filed: March 6, 1981.
ERNEST T. DELONG AND DOROTHY DELONG, APPELLANTS,
No. 275 Philadelphia, 1980, Appeal from the Order of the Court of Common Pleas of Berks County, Civil Action-Law, at No. 34 October, 1978.
Brett A. Huckabee, Reading, for appellants.
Jon S. Malsnee, Reading, for appellee.
Wickersham, Hoffman and Van der Voort, JJ.
[ 285 Pa. Super. Page 121]
Appellants contend that appellee is not entitled to summary judgment because he was not immune from suit pursuant to section 205 of the Pennsylvania Workmen's Compensation Act (the Act).*fn1 We disagree and, accordingly, affirm the order of the lower court.
[ 285 Pa. Super. Page 122]
The facts are not in dispute and may be stated as follows. Appellant Ernest T. DeLong and appellee Arthur Miller were both members and, consequently, employees*fn2 of a volunteer fire company in Hamburg. On March 15, 1979, in response to a fire alarm, Miller was driving his personal automobile to the fire house when he struck DeLong, who was directing traffic near the fire house. DeLong, who was fully compensated for his severe injuries pursuant to the Act, commenced this action, alleging that Miller had been negligent. Miller subsequently filed a motion for summary judgment, asserting that he was a co-employee of DeLong at the time of the accident and, therefore, immune from suit under section 205 of the Act. The lower court, concluding that Miller had already entered the course of his employment when he began his journey to the fire house, agreed and granted the motion. This appeal followed.

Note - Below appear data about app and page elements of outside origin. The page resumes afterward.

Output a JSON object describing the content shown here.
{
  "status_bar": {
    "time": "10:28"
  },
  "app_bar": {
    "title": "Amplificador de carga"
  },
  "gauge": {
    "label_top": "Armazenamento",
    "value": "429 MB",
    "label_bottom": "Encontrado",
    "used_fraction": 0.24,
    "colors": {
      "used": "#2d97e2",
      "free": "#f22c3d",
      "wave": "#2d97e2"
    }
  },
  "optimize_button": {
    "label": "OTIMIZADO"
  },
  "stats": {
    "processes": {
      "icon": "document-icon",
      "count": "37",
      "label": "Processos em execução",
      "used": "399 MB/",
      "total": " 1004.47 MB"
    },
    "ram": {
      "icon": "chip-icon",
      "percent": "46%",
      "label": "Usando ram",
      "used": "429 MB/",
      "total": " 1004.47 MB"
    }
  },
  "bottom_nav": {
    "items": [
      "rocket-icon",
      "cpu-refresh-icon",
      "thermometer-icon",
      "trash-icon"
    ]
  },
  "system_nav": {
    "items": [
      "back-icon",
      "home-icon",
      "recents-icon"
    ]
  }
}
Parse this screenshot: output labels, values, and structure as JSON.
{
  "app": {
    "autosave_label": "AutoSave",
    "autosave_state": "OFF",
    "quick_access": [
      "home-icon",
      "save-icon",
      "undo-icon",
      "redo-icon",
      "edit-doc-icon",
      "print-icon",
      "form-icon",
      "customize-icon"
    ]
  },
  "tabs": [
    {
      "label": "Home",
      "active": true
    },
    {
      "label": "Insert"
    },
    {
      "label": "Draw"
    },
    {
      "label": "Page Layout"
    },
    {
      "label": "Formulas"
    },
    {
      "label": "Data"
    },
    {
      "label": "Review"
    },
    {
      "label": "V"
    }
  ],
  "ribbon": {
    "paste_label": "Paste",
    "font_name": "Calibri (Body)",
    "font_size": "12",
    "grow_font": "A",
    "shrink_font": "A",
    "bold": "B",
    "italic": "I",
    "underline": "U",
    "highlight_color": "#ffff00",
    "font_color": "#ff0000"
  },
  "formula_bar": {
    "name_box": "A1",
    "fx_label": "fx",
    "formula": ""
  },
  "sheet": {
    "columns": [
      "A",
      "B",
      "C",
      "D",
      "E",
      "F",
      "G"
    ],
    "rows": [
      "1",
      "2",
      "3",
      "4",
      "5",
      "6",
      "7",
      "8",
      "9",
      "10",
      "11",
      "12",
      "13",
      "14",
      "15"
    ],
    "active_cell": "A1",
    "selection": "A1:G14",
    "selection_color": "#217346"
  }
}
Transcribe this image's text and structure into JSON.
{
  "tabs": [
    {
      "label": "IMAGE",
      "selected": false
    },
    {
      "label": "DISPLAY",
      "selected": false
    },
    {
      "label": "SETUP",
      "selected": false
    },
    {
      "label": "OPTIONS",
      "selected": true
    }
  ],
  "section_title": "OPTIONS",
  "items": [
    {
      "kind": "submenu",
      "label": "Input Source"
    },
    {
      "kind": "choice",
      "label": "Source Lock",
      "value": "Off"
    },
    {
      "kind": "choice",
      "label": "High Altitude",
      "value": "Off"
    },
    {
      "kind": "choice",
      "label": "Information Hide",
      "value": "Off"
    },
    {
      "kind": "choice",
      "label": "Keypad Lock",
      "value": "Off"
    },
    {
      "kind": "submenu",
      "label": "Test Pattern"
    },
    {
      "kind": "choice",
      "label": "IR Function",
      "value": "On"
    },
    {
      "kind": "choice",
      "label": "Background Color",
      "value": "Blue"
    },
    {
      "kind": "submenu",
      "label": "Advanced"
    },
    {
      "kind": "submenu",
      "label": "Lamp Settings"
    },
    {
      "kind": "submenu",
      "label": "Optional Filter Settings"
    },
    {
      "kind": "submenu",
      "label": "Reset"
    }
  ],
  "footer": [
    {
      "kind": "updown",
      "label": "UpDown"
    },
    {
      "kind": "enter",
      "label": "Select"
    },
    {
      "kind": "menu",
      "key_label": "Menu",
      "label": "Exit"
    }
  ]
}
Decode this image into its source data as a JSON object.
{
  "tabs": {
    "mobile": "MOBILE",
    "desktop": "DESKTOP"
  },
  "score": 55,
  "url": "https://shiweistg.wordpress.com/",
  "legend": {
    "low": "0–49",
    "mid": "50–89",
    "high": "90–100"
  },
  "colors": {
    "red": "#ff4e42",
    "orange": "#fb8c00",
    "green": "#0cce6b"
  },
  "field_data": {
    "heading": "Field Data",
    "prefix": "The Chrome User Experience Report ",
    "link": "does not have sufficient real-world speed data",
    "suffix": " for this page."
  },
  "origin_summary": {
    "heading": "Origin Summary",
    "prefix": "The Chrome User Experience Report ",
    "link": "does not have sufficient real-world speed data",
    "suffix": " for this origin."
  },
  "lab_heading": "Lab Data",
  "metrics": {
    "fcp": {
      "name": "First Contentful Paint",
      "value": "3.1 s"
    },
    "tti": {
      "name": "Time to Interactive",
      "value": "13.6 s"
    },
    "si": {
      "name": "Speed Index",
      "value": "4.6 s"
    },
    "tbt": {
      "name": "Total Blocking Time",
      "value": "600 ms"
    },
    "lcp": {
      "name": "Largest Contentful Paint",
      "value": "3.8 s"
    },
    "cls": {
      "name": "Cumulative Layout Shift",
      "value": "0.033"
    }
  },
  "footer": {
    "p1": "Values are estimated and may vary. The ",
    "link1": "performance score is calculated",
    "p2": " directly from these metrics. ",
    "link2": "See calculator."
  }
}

Appellants contend that Miller is liable as a third party*fn3 for his alleged negligence because he was merely going to work and, consequently, was not an employee at the time of the accident.*fn4 We disagree. Section 205 of the Act provides immunity to an allegedly negligent employee if: (1) the injury is compensable under the Act; and (2) the negligence occurred while the parties were "in the same employ." There is no dispute that DeLong suffered a compensable injury. Thus, we must determine whether DeLong and Miller were "in the same employ" at the time of the accident.*fn5
[ 285 Pa. Super. Page 123]
Although the issue appears to be one of first impression, our cases have held that volunteer firemen injured en route while responding to an alarm are entitled to compensation under the Act. See Brinker v. Greensberg, 409 Pa. 110, 185 A.2d 593 (1962); Badolato v. Berwick Borough, 135 Pa. Super. 416, 5 A.2d 635 (1939); Barclay-Westmoreland Trust Co. v. Latrobe Borough, 131 Pa. Super. 513, 200 A. 271 (1938); Foster v. Borough of State College, 110 Pa. Super. 452, 168 A. 693 (1933); Sames v. Borough of Perkasie, 100 Pa. Super. 402 (1930). These cases recognize that because the unique character of the employment requires prompt reaction to an alarm, a volunteer fireman is in the course of his employment when he leaves his home in response to an alarm. Badolato v. Berwick Borough, supra, 135 Pa. Super. at 422, 5 A.2d at 637; Barclay-Westmoreland Trust Co. v. Latrobe Borough, supra, 131 Pa. Super. at 515-16, 200 A. at 272-73; Foster v. Borough of State College, supra, 110 Pa. Super. at 455, 168 A. at 694; Sames v. Borough of Perkasie, supra at 405-06. See also Nelson v. Borough of Greensville, 181 Pa. Super. 488, 494, 124 A.2d 675, 679 (1956); Foster v. Borough of State College, 124 Pa. Super. 492, 500, 189 A. 786, 789 (1937) (after remand). Thus, had Miller been injured in the accident, his injuries would have been compensable because he would be deemed in the course of his employment while en route to the fire house. The fact that DeLong was injured, and not Miller, cannot change the fact
[ 285 Pa. Super. Page 124]
that, at the time of the accident, Miller was in the course of his employment. Consequently, we conclude that Miller and DeLong were "in the same employ" at the time of the accident, and, therefore, Miller is immune from suit under section 205 of the Act. Thus, the lower court properly granted Miller's motion for summary judgment.